For some strange reason a lot of criticism has been leveled against the performance of young Asa Butterfield as the title character and I'm kind of at a loss as to why. He's mainly called upon to look in wide eyed amazement at everything with his expressive eyes and turn on the waterworks when necessary and does that just fine. What's strange is that despite playing the protagonist and being the driving engine behind the narrative, the film doesn't live and die by his performance like you'd figure it would. He's important, but ultimately just a cog in the machine, which is fitting considering the film's central theme. He doesn't give a poor performance at all but if he did or Scorsese picked a less talented child actor, a part of me thinks the picture might not have suffered much at all. It's about Hugo, yet it isn't. Butterfield does good work, but it kind of perfectly blends in, possibly causing an understandable reluctance from many to praise it. Moretz is better but that's completely expected given her experience, and if she looks and even acts a little old for the role (despite being exactly the same age as Butterfield) it's understandable since the Isabelle character seems to be written as slightly older. But this is Ben Kingsley's movie, giving a career-high supporting performance that went surprisingly overlooked during awards season. It isn't off base to claim he's the actor most responsible for the film's success, bringing an uncommon amount of depth and gravity to a bitter man simultaneously running from and toward his past.
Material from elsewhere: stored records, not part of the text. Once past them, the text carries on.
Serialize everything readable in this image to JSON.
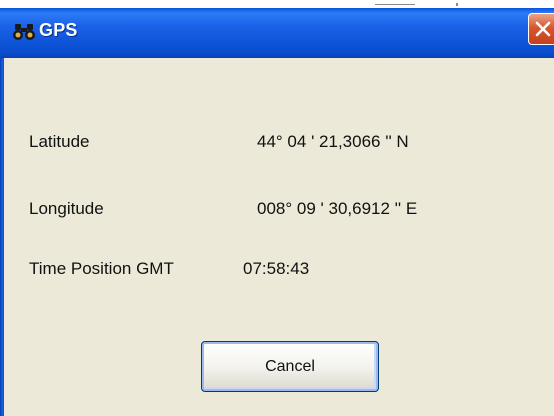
{
  "window": {
    "title": "GPS",
    "title_icon": "binoculars-icon",
    "close_icon": "close-icon"
  },
  "fields": {
    "latitude": {
      "label": "Latitude",
      "value": "44° 04 ' 21,3066 '' N"
    },
    "longitude": {
      "label": "Longitude",
      "value": "008° 09 ' 30,6912 '' E"
    },
    "time": {
      "label": "Time Position GMT",
      "value": "07:58:43"
    }
  },
  "buttons": {
    "cancel_label": "Cancel"
  },
  "colors": {
    "titlebar": "#0a4ccb",
    "dialog_background": "#ece9d8",
    "close_button": "#d8562f"
  }
}
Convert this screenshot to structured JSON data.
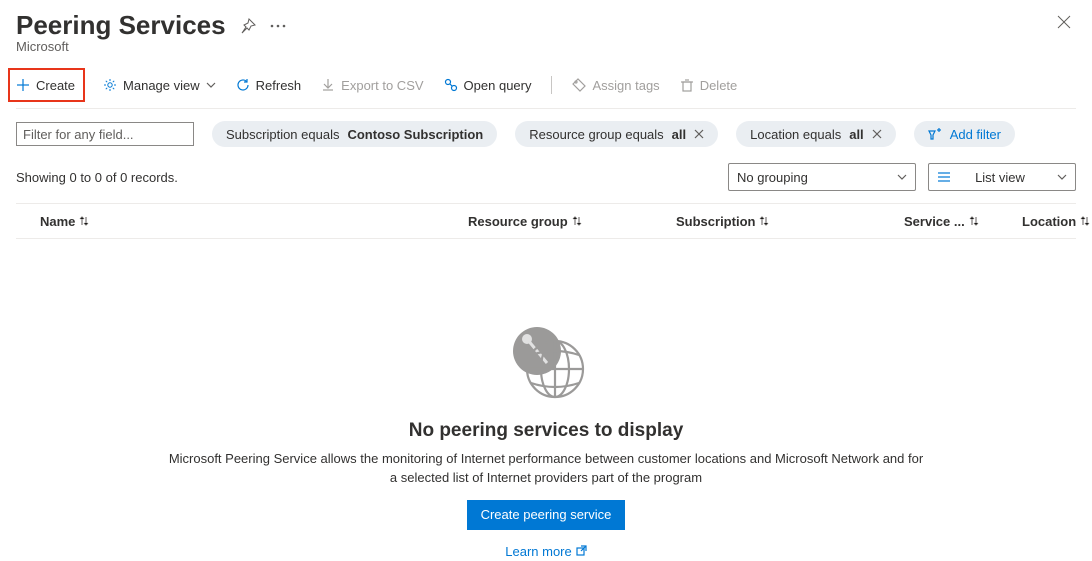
{
  "header": {
    "title": "Peering Services",
    "subtitle": "Microsoft"
  },
  "toolbar": {
    "create_label": "Create",
    "manage_view_label": "Manage view",
    "refresh_label": "Refresh",
    "export_csv_label": "Export to CSV",
    "open_query_label": "Open query",
    "assign_tags_label": "Assign tags",
    "delete_label": "Delete"
  },
  "filters": {
    "filter_placeholder": "Filter for any field...",
    "subscription": {
      "label_pre": "Subscription equals ",
      "value": "Contoso Subscription"
    },
    "resource_group": {
      "label_pre": "Resource group equals ",
      "value": "all"
    },
    "location": {
      "label_pre": "Location equals ",
      "value": "all"
    },
    "add_filter_label": "Add filter"
  },
  "records": {
    "showing_text": "Showing 0 to 0 of 0 records.",
    "grouping_label": "No grouping",
    "listview_label": "List view"
  },
  "columns": {
    "name": "Name",
    "resource_group": "Resource group",
    "subscription": "Subscription",
    "service": "Service ...",
    "location": "Location"
  },
  "empty": {
    "title": "No peering services to display",
    "desc": "Microsoft Peering Service allows the monitoring of Internet performance between customer locations and Microsoft Network and for a selected list of Internet providers part of the program",
    "create_btn": "Create peering service",
    "learn": "Learn more"
  }
}
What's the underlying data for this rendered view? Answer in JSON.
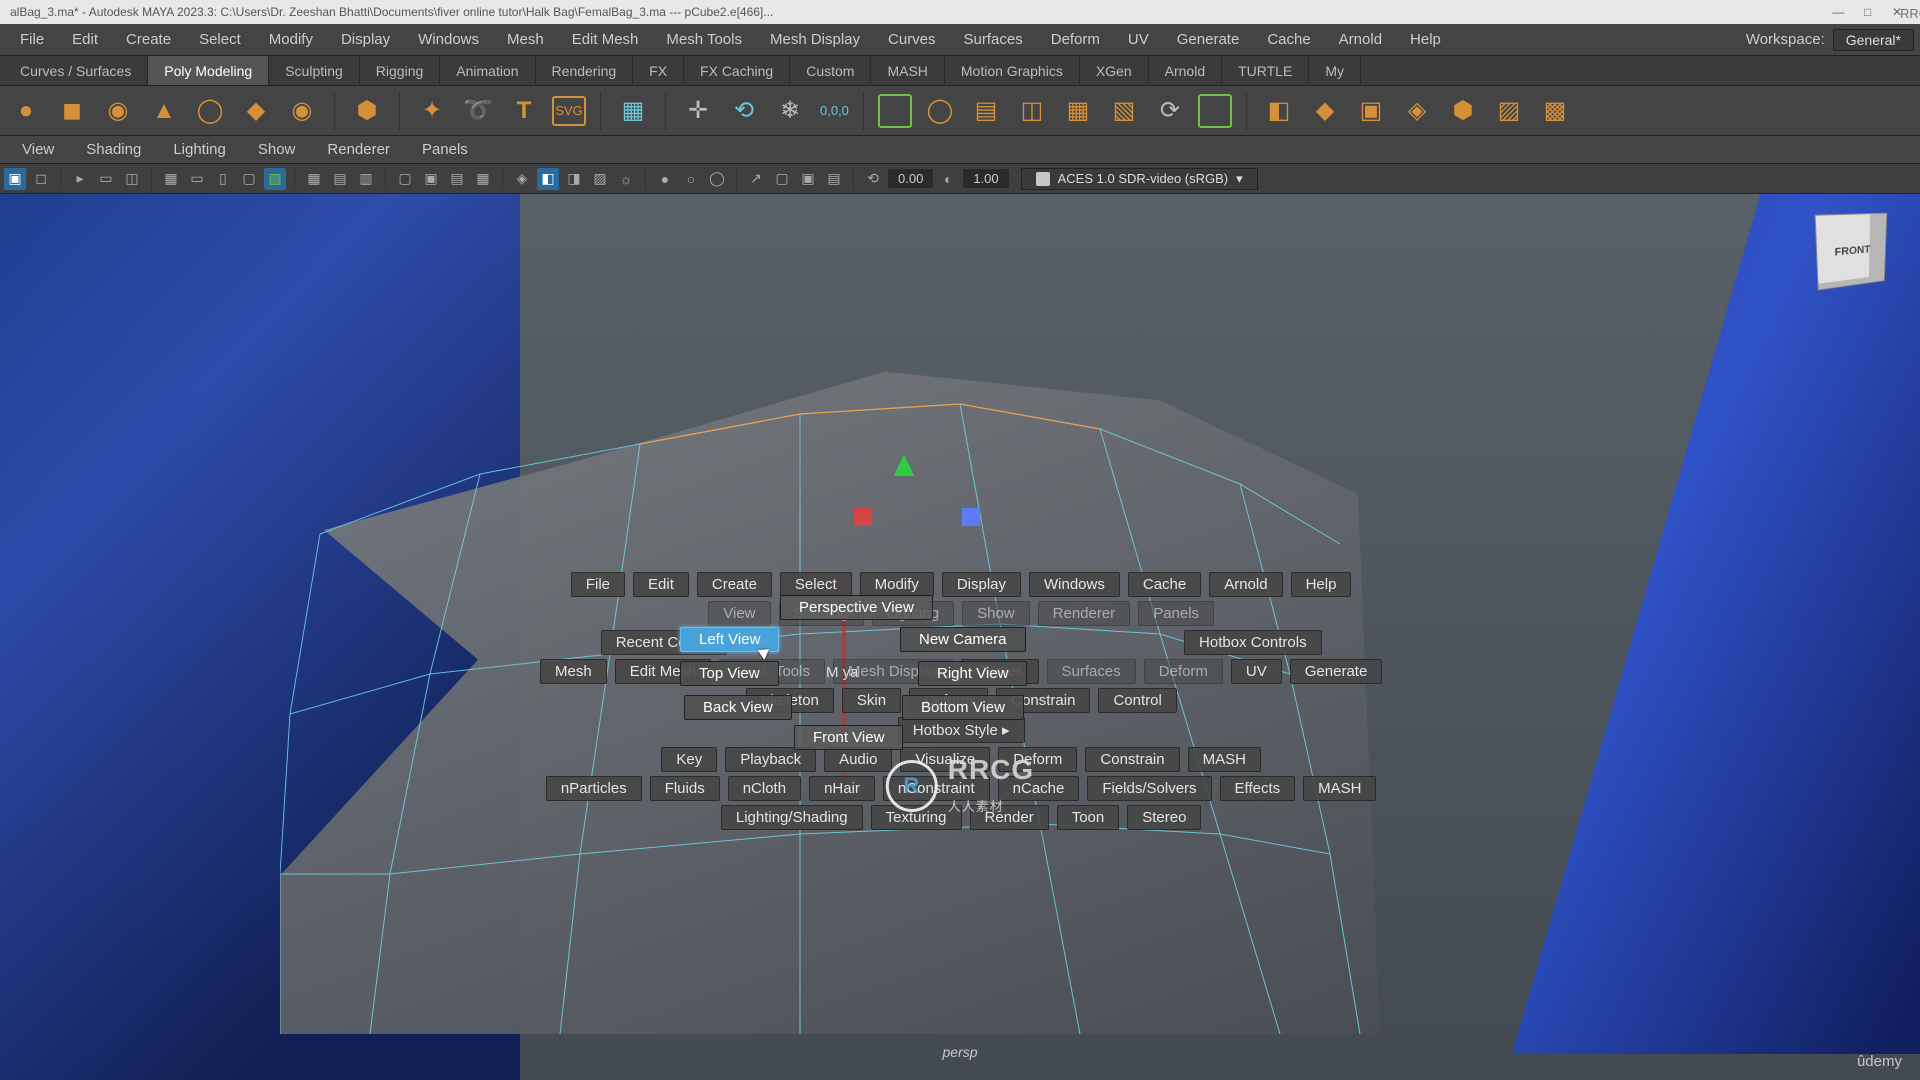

Chalk this up as yet another entry in the nostalgia craze that swept through theaters in 2011, joining the likes of The Artist, Super 8, War Horse, Drive, Midnight in Paris and many more. But give this credit for at least depicting a relationship with the past that isn't completely full of the warm and fuzzies, even if does end that way. It only suffers in having a section so powerful that the rest of the film has trouble holding its ground with it. And while it seems we were obligated to honor Steven Spielberg and Woody Allen for just releasing anything, this (unlike 2010's Shutter Island) feels as if it would still be garnering massive praise without the knowledge Scorsese directed it. Yet he's inseparable from it anyway. Given its size and scope Hugo still manages to feels almost embarrassingly intimate and personal. It doesn't at all feel like the work of a filmmaker pushing 70, but one still trying new things and pushing himself in different directions. I may not always agree with those directions but it's impressive he would try something this unexpectedly ambitious when he clearly doesn't need to and could just pump out the same stuff he has been. The nicest surprise accompanying Hugo is that it wasn't listed among the nine Best Picture nominees as a favor to the person who made it, but because it actually deserved to be.